EXERCISE DETAILS.
Your copy should match the entries exactly, with the pictures left out.

RECORDS FOR THIS TASK.
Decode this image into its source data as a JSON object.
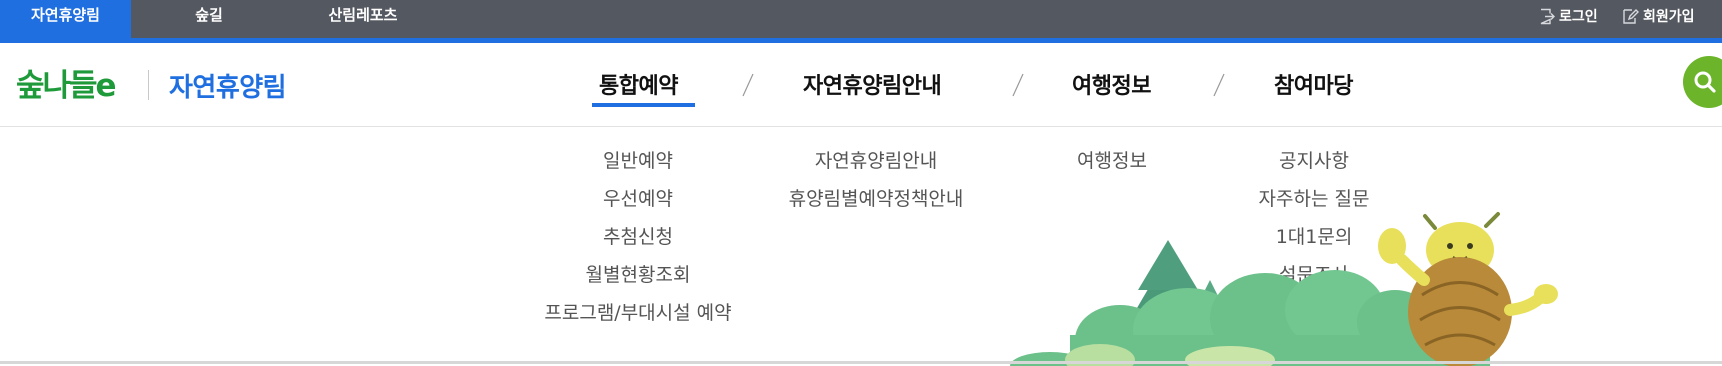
{
  "top_tabs": [
    "자연휴양림",
    "숲길",
    "산림레포츠"
  ],
  "utility": {
    "login": "로그인",
    "signup": "회원가입"
  },
  "logo": {
    "text": "숲나들e"
  },
  "site_name": "자연휴양림",
  "gnb": [
    "통합예약",
    "자연휴양림안내",
    "여행정보",
    "참여마당"
  ],
  "submenu": {
    "reservation": [
      "일반예약",
      "우선예약",
      "추첨신청",
      "월별현황조회",
      "프로그램/부대시설 예약"
    ],
    "guide": [
      "자연휴양림안내",
      "휴양림별예약정책안내"
    ],
    "travel": [
      "여행정보"
    ],
    "community": [
      "공지사항",
      "자주하는 질문",
      "1대1문의",
      "설문조사"
    ]
  },
  "colors": {
    "topbar": "#545860",
    "accent_blue": "#1f6fe0",
    "search_green": "#6cb52b",
    "logo_green": "#1f9a3a"
  },
  "icons": {
    "login": "login-icon",
    "signup": "signup-icon",
    "search": "search-icon",
    "mascot": "mascot-illustration"
  }
}
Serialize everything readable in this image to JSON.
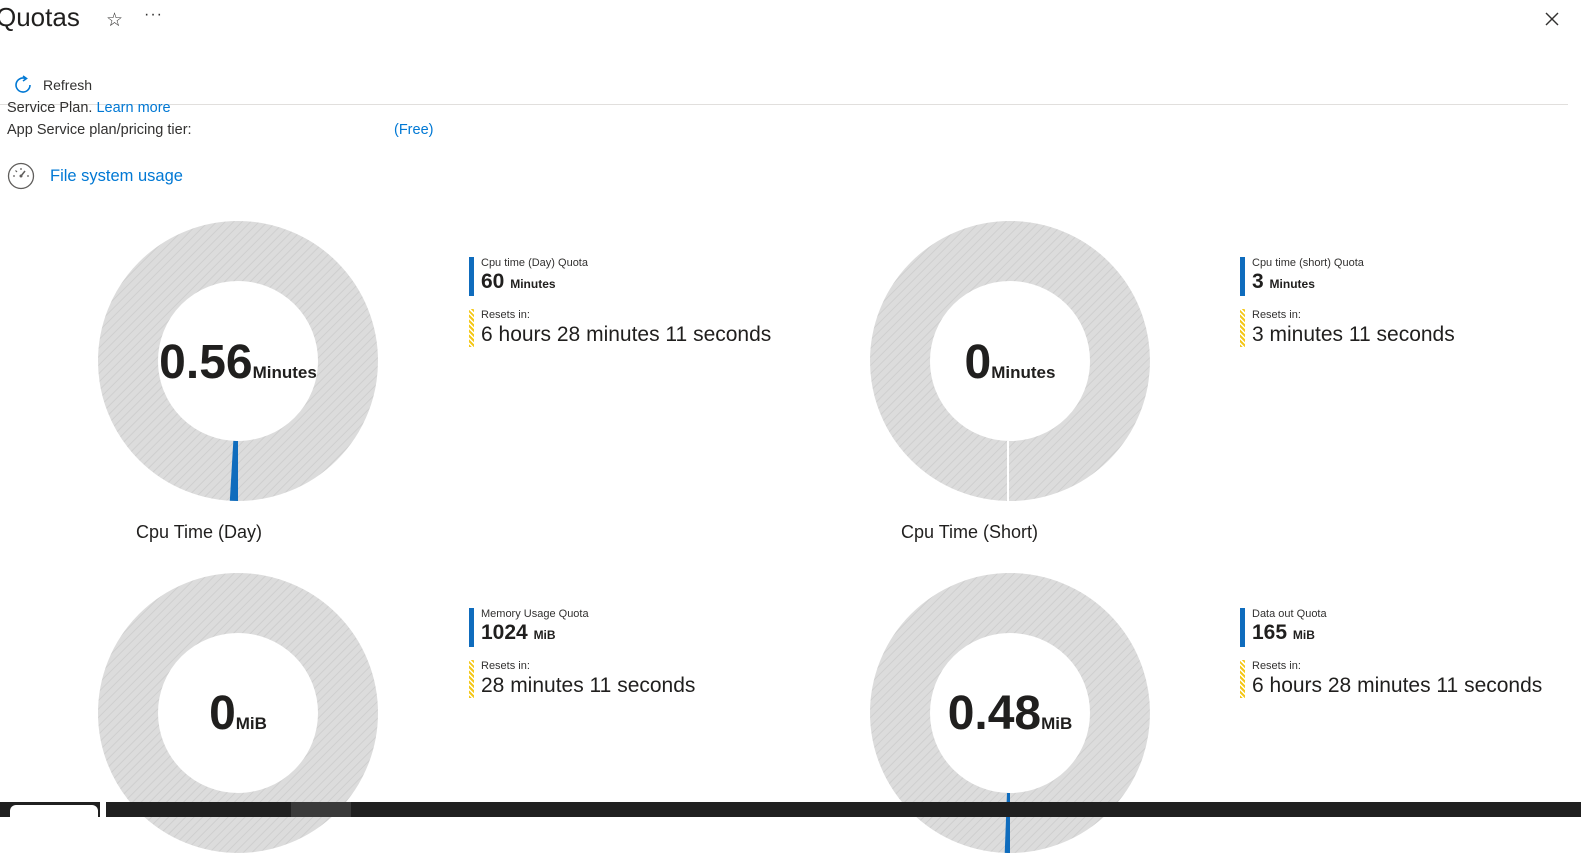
{
  "header": {
    "title": "Quotas",
    "star_icon": "star-icon",
    "more_icon": "more-icon",
    "close_icon": "close-icon"
  },
  "toolbar": {
    "refresh_label": "Refresh"
  },
  "info": {
    "description_text": "Service Plan.",
    "learn_more": "Learn more",
    "tier_label": "App Service plan/pricing tier:",
    "tier_value": "(Free)"
  },
  "file_system": {
    "label": "File system usage"
  },
  "colors": {
    "accent": "#0078d4",
    "usage": "#0f6cbd",
    "reset": "#f4c81a",
    "track": "#d9d9d9"
  },
  "quotas": [
    {
      "name": "Cpu Time (Day)",
      "usage_value": "0.56",
      "usage_unit": "Minutes",
      "quota_label": "Cpu time (Day) Quota",
      "quota_value": "60",
      "quota_unit": "Minutes",
      "resets_label": "Resets in:",
      "resets_value": "6 hours 28 minutes 11 seconds",
      "fraction": 0.0093
    },
    {
      "name": "Cpu Time (Short)",
      "usage_value": "0",
      "usage_unit": "Minutes",
      "quota_label": "Cpu time (short) Quota",
      "quota_value": "3",
      "quota_unit": "Minutes",
      "resets_label": "Resets in:",
      "resets_value": "3 minutes 11 seconds",
      "fraction": 0
    },
    {
      "name": "",
      "usage_value": "0",
      "usage_unit": "MiB",
      "quota_label": "Memory Usage Quota",
      "quota_value": "1024",
      "quota_unit": "MiB",
      "resets_label": "Resets in:",
      "resets_value": "28 minutes 11 seconds",
      "fraction": 0
    },
    {
      "name": "",
      "usage_value": "0.48",
      "usage_unit": "MiB",
      "quota_label": "Data out Quota",
      "quota_value": "165",
      "quota_unit": "MiB",
      "resets_label": "Resets in:",
      "resets_value": "6 hours 28 minutes 11 seconds",
      "fraction": 0.0029
    }
  ]
}
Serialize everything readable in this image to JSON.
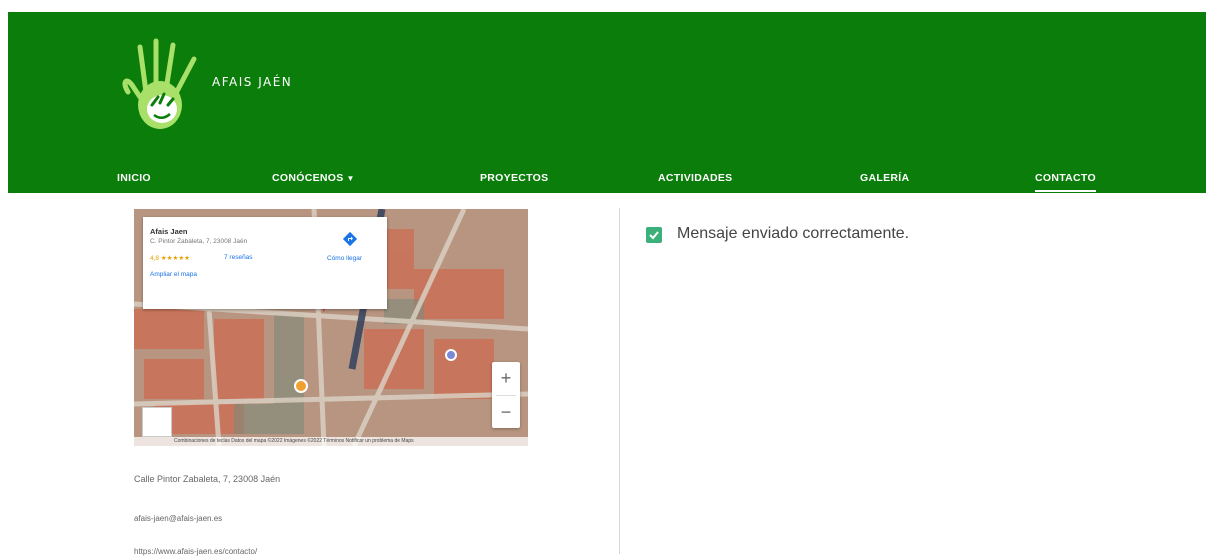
{
  "brand": {
    "name": "AFAIS JAÉN",
    "logo_icon": "hand-logo-icon"
  },
  "colors": {
    "header": "#0a7d0a",
    "accent_check": "#3bb07a",
    "map_pin": "#e53935"
  },
  "nav": {
    "inicio": "INICIO",
    "conocenos": "CONÓCENOS",
    "proyectos": "PROYECTOS",
    "actividades": "ACTIVIDADES",
    "galeria": "GALERÍA",
    "contacto": "CONTACTO",
    "active": "CONTACTO"
  },
  "map": {
    "place_name": "Afais Jaen",
    "place_address": "C. Pintor Zabaleta, 7, 23008 Jaén",
    "rating": "4,8 ★★★★★",
    "reviews": "7 reseñas",
    "enlarge": "Ampliar el mapa",
    "directions": "Cómo llegar",
    "zoom_in": "+",
    "zoom_out": "−",
    "attribution": "Combinaciones de teclas   Datos del mapa ©2022 Imágenes ©2022   Términos   Notificar un problema de Maps"
  },
  "contact": {
    "address": "Calle Pintor Zabaleta, 7, 23008 Jaén",
    "email": "afais-jaen@afais-jaen.es",
    "website": "https://www.afais-jaen.es/contacto/"
  },
  "form": {
    "success_message": "Mensaje enviado correctamente."
  }
}
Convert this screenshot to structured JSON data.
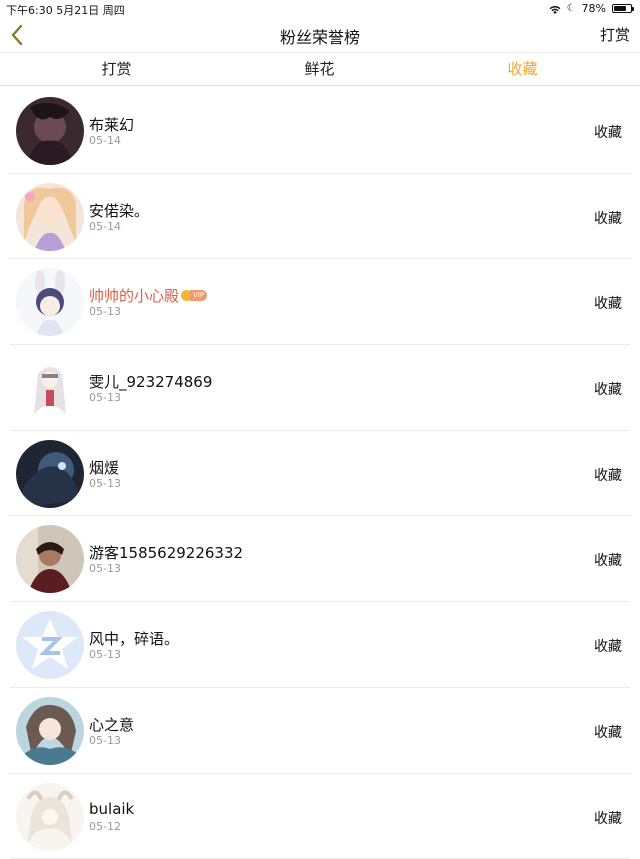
{
  "status_bar": {
    "time": "下午6:30   5月21日 周四",
    "battery": "78%",
    "battery_level": 0.78,
    "icons": [
      "wifi-icon",
      "moon-icon",
      "battery-icon"
    ]
  },
  "nav": {
    "back_icon": "chevron-left-icon",
    "title": "粉丝荣誉榜",
    "right_label": "打赏"
  },
  "tabs": [
    {
      "label": "打赏"
    },
    {
      "label": "鲜花"
    },
    {
      "label": "收藏",
      "active": true
    }
  ],
  "colors": {
    "accent": "#f0a62b",
    "vip_name": "#e35c46",
    "date": "#9a9a9a"
  },
  "rows": [
    {
      "name": "布莱幻",
      "date": "05-14",
      "action": "收藏"
    },
    {
      "name": "安偌染。",
      "date": "05-14",
      "action": "收藏"
    },
    {
      "name": "帅帅的小心殿",
      "date": "05-13",
      "action": "收藏",
      "vip": "VIP"
    },
    {
      "name": "雯儿_923274869",
      "date": "05-13",
      "action": "收藏"
    },
    {
      "name": "烟煖",
      "date": "05-13",
      "action": "收藏"
    },
    {
      "name": "游客1585629226332",
      "date": "05-13",
      "action": "收藏"
    },
    {
      "name": "风中，碎语。",
      "date": "05-13",
      "action": "收藏"
    },
    {
      "name": "心之意",
      "date": "05-13",
      "action": "收藏"
    },
    {
      "name": "bulaik",
      "date": "05-12",
      "action": "收藏"
    }
  ]
}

RESULT FOR THIS EXERCISE.
Decode this image into its source data as a JSON object.
{
  "top_tabs": [
    "자연휴양림",
    "숲길",
    "산림레포츠"
  ],
  "utility": {
    "login": "로그인",
    "signup": "회원가입"
  },
  "logo": {
    "text": "숲나들e"
  },
  "site_name": "자연휴양림",
  "gnb": [
    "통합예약",
    "자연휴양림안내",
    "여행정보",
    "참여마당"
  ],
  "submenu": {
    "reservation": [
      "일반예약",
      "우선예약",
      "추첨신청",
      "월별현황조회",
      "프로그램/부대시설 예약"
    ],
    "guide": [
      "자연휴양림안내",
      "휴양림별예약정책안내"
    ],
    "travel": [
      "여행정보"
    ],
    "community": [
      "공지사항",
      "자주하는 질문",
      "1대1문의",
      "설문조사"
    ]
  },
  "colors": {
    "topbar": "#545860",
    "accent_blue": "#1f6fe0",
    "search_green": "#6cb52b",
    "logo_green": "#1f9a3a"
  },
  "icons": {
    "login": "login-icon",
    "signup": "signup-icon",
    "search": "search-icon",
    "mascot": "mascot-illustration"
  }
}
Serialize everything readable in this image to JSON.
{
  "header": {
    "title": "Quotas",
    "star_icon": "star-icon",
    "more_icon": "more-icon",
    "close_icon": "close-icon"
  },
  "toolbar": {
    "refresh_label": "Refresh"
  },
  "info": {
    "description_text": "Service Plan.",
    "learn_more": "Learn more",
    "tier_label": "App Service plan/pricing tier:",
    "tier_value": "(Free)"
  },
  "file_system": {
    "label": "File system usage"
  },
  "colors": {
    "accent": "#0078d4",
    "usage": "#0f6cbd",
    "reset": "#f4c81a",
    "track": "#d9d9d9"
  },
  "quotas": [
    {
      "name": "Cpu Time (Day)",
      "usage_value": "0.56",
      "usage_unit": "Minutes",
      "quota_label": "Cpu time (Day) Quota",
      "quota_value": "60",
      "quota_unit": "Minutes",
      "resets_label": "Resets in:",
      "resets_value": "6 hours 28 minutes 11 seconds",
      "fraction": 0.0093
    },
    {
      "name": "Cpu Time (Short)",
      "usage_value": "0",
      "usage_unit": "Minutes",
      "quota_label": "Cpu time (short) Quota",
      "quota_value": "3",
      "quota_unit": "Minutes",
      "resets_label": "Resets in:",
      "resets_value": "3 minutes 11 seconds",
      "fraction": 0
    },
    {
      "name": "",
      "usage_value": "0",
      "usage_unit": "MiB",
      "quota_label": "Memory Usage Quota",
      "quota_value": "1024",
      "quota_unit": "MiB",
      "resets_label": "Resets in:",
      "resets_value": "28 minutes 11 seconds",
      "fraction": 0
    },
    {
      "name": "",
      "usage_value": "0.48",
      "usage_unit": "MiB",
      "quota_label": "Data out Quota",
      "quota_value": "165",
      "quota_unit": "MiB",
      "resets_label": "Resets in:",
      "resets_value": "6 hours 28 minutes 11 seconds",
      "fraction": 0.0029
    }
  ]
}
Serialize everything readable in this image to JSON.
{
  "brand": {
    "name": "AFAIS JAÉN",
    "logo_icon": "hand-logo-icon"
  },
  "colors": {
    "header": "#0a7d0a",
    "accent_check": "#3bb07a",
    "map_pin": "#e53935"
  },
  "nav": {
    "inicio": "INICIO",
    "conocenos": "CONÓCENOS",
    "proyectos": "PROYECTOS",
    "actividades": "ACTIVIDADES",
    "galeria": "GALERÍA",
    "contacto": "CONTACTO",
    "active": "CONTACTO"
  },
  "map": {
    "place_name": "Afais Jaen",
    "place_address": "C. Pintor Zabaleta, 7, 23008 Jaén",
    "rating": "4,8 ★★★★★",
    "reviews": "7 reseñas",
    "enlarge": "Ampliar el mapa",
    "directions": "Cómo llegar",
    "zoom_in": "+",
    "zoom_out": "−",
    "attribution": "Combinaciones de teclas   Datos del mapa ©2022 Imágenes ©2022   Términos   Notificar un problema de Maps"
  },
  "contact": {
    "address": "Calle Pintor Zabaleta, 7, 23008 Jaén",
    "email": "afais-jaen@afais-jaen.es",
    "website": "https://www.afais-jaen.es/contacto/"
  },
  "form": {
    "success_message": "Mensaje enviado correctamente."
  }
}
Convert this screenshot to structured JSON data.
{
  "status_bar": {
    "time": "下午6:30   5月21日 周四",
    "battery": "78%",
    "battery_level": 0.78,
    "icons": [
      "wifi-icon",
      "moon-icon",
      "battery-icon"
    ]
  },
  "nav": {
    "back_icon": "chevron-left-icon",
    "title": "粉丝荣誉榜",
    "right_label": "打赏"
  },
  "tabs": [
    {
      "label": "打赏"
    },
    {
      "label": "鲜花"
    },
    {
      "label": "收藏",
      "active": true
    }
  ],
  "colors": {
    "accent": "#f0a62b",
    "vip_name": "#e35c46",
    "date": "#9a9a9a"
  },
  "rows": [
    {
      "name": "布莱幻",
      "date": "05-14",
      "action": "收藏"
    },
    {
      "name": "安偌染。",
      "date": "05-14",
      "action": "收藏"
    },
    {
      "name": "帅帅的小心殿",
      "date": "05-13",
      "action": "收藏",
      "vip": "VIP"
    },
    {
      "name": "雯儿_923274869",
      "date": "05-13",
      "action": "收藏"
    },
    {
      "name": "烟煖",
      "date": "05-13",
      "action": "收藏"
    },
    {
      "name": "游客1585629226332",
      "date": "05-13",
      "action": "收藏"
    },
    {
      "name": "风中，碎语。",
      "date": "05-13",
      "action": "收藏"
    },
    {
      "name": "心之意",
      "date": "05-13",
      "action": "收藏"
    },
    {
      "name": "bulaik",
      "date": "05-12",
      "action": "收藏"
    }
  ]
}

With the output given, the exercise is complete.